The Japanese government and the International Atomic Energy Agency signed an agreement on Thursday to work together to keep the Tokyo 2020 Olympics and Paralympics safe from the threat of terrorism involving nuclear materials.


According to the Japanese Foreign Ministry, the agreement includes measures to support IAEA experts’ participation in events relating to the Tokyo games, the exchange of information on nuclear security issues and the loan to Japan of equipment to detect radiation.


Foreign Minister Taro Kono and IAEA Director General Yukiya Amano observed the signing in Vienna before holding a meeting at which Kono said they agreed to flesh out cooperation in thwarting nuclear terrorism.


“We want to thoroughly cooperate with the IAEA to make sure the Olympics are safe,” Kono said at the outset of the meeting.


Kono and Amano, a former senior Japanese diplomat who became IAEA director general in 2009, also agreed on the importance of working together more closely on the issue of North Korea in the hopes of resuming IAEA inspections of the North’s nuclear program.


The U.N. nuclear watchdog has not had direct access to North Korean nuclear facilities since its inspectors monitoring them were expelled in April 2009.


After the meeting, Kono told reporters that in the event the IAEA is able to re-enter North Korea, Japan would assist with the initial costs of securing the necessary equipment and personnel.


“We want to make arrangements so that if it becomes possible for the IAEA to make inspections, it can do so immediately,” he said.


Ahead of his meeting with Amano, Kono met Thomas Greminger, secretary general of the Organization for Security and Cooperation in Europe, agreeing to maximize pressure on North Korea over its nuclear and ballistic missile development.

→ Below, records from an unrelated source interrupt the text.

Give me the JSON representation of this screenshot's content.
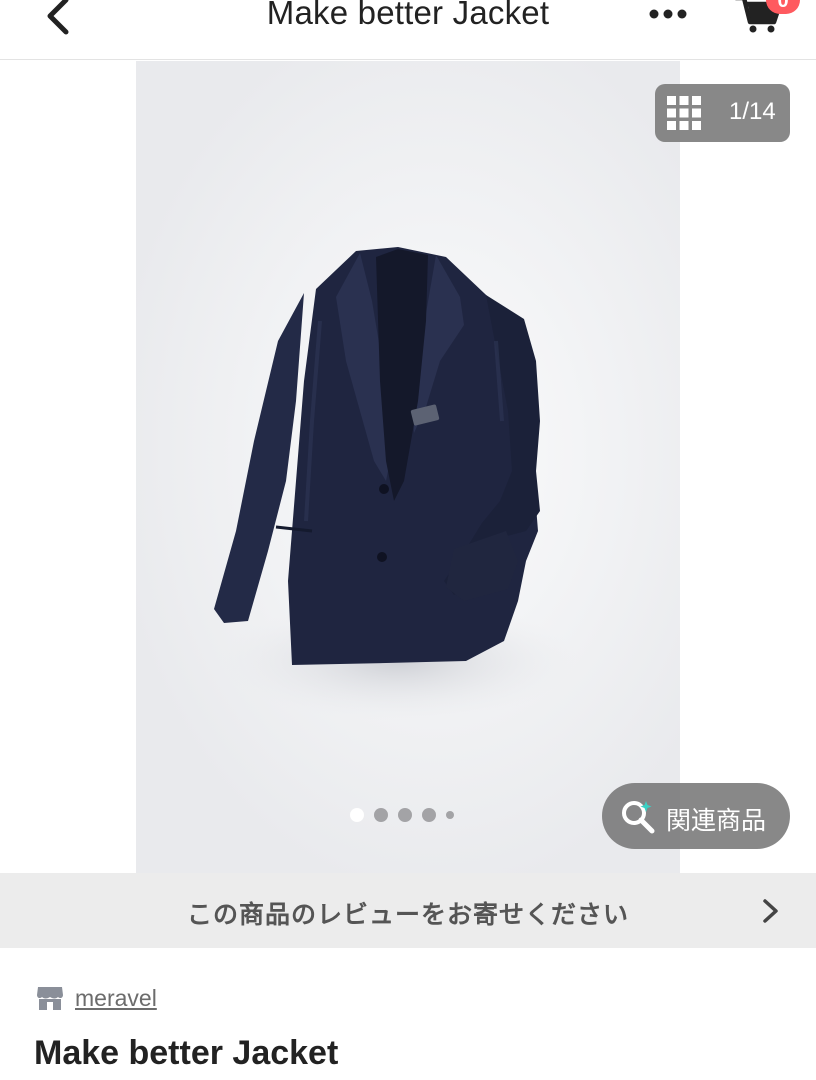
{
  "header": {
    "title": "Make better Jacket",
    "cart_count": "0"
  },
  "gallery": {
    "counter": "1/14",
    "dot_count": 5,
    "active_dot": 0,
    "related_label": "関連商品"
  },
  "review_bar": {
    "text": "この商品のレビューをお寄せください"
  },
  "product": {
    "shop": "meravel",
    "name": "Make better Jacket"
  },
  "icons": {
    "back": "chevron-left-icon",
    "more": "more-horizontal-icon",
    "cart": "cart-icon",
    "grid": "grid-icon",
    "search": "search-icon",
    "review_arrow": "chevron-right-icon",
    "shop": "store-icon"
  },
  "colors": {
    "badge": "#ff5a5f",
    "jacket": "#1f2540",
    "review_bar": "#ececec"
  }
}
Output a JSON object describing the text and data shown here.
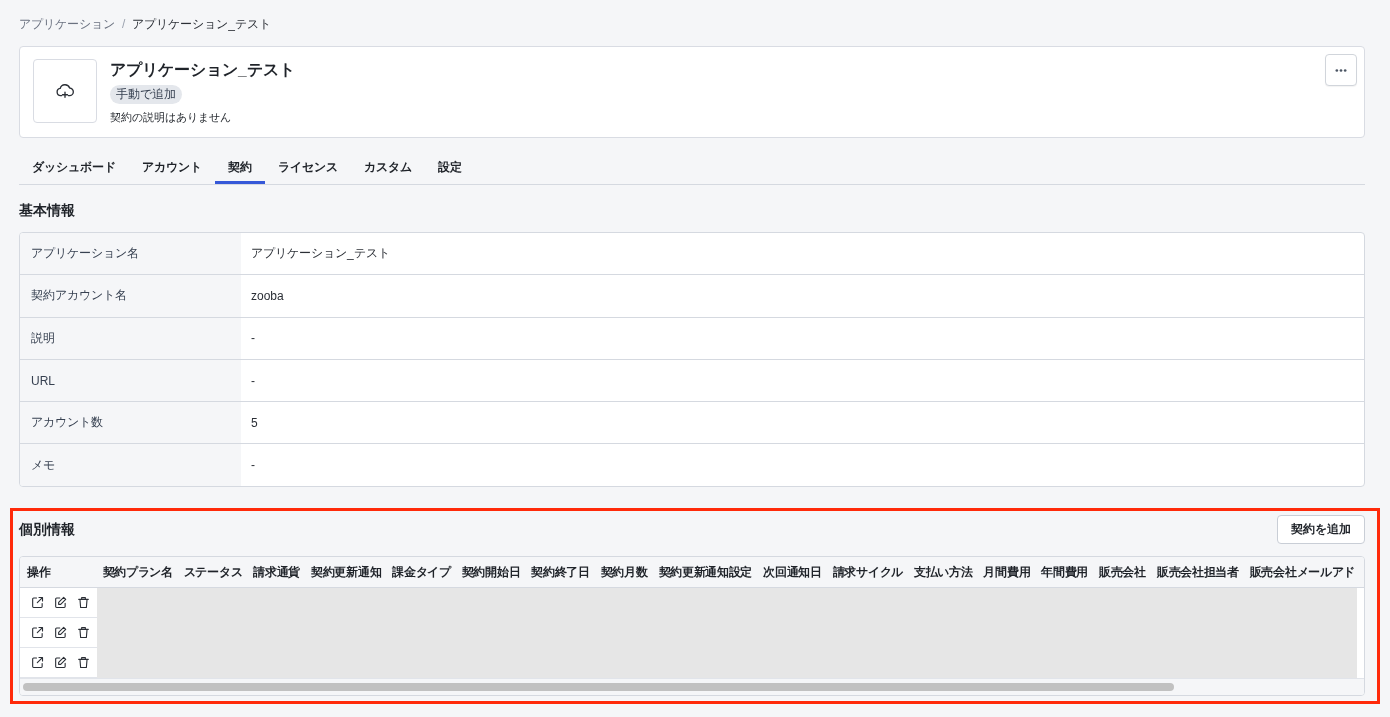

Kono, who arrived in Austria earlier on Thursday, will travel to Germany to participate in the Munich Security Conference on Friday and Saturday.


According to Japanese officials, he will focus on appealing to the international community to tighten the vise on Pyongyang.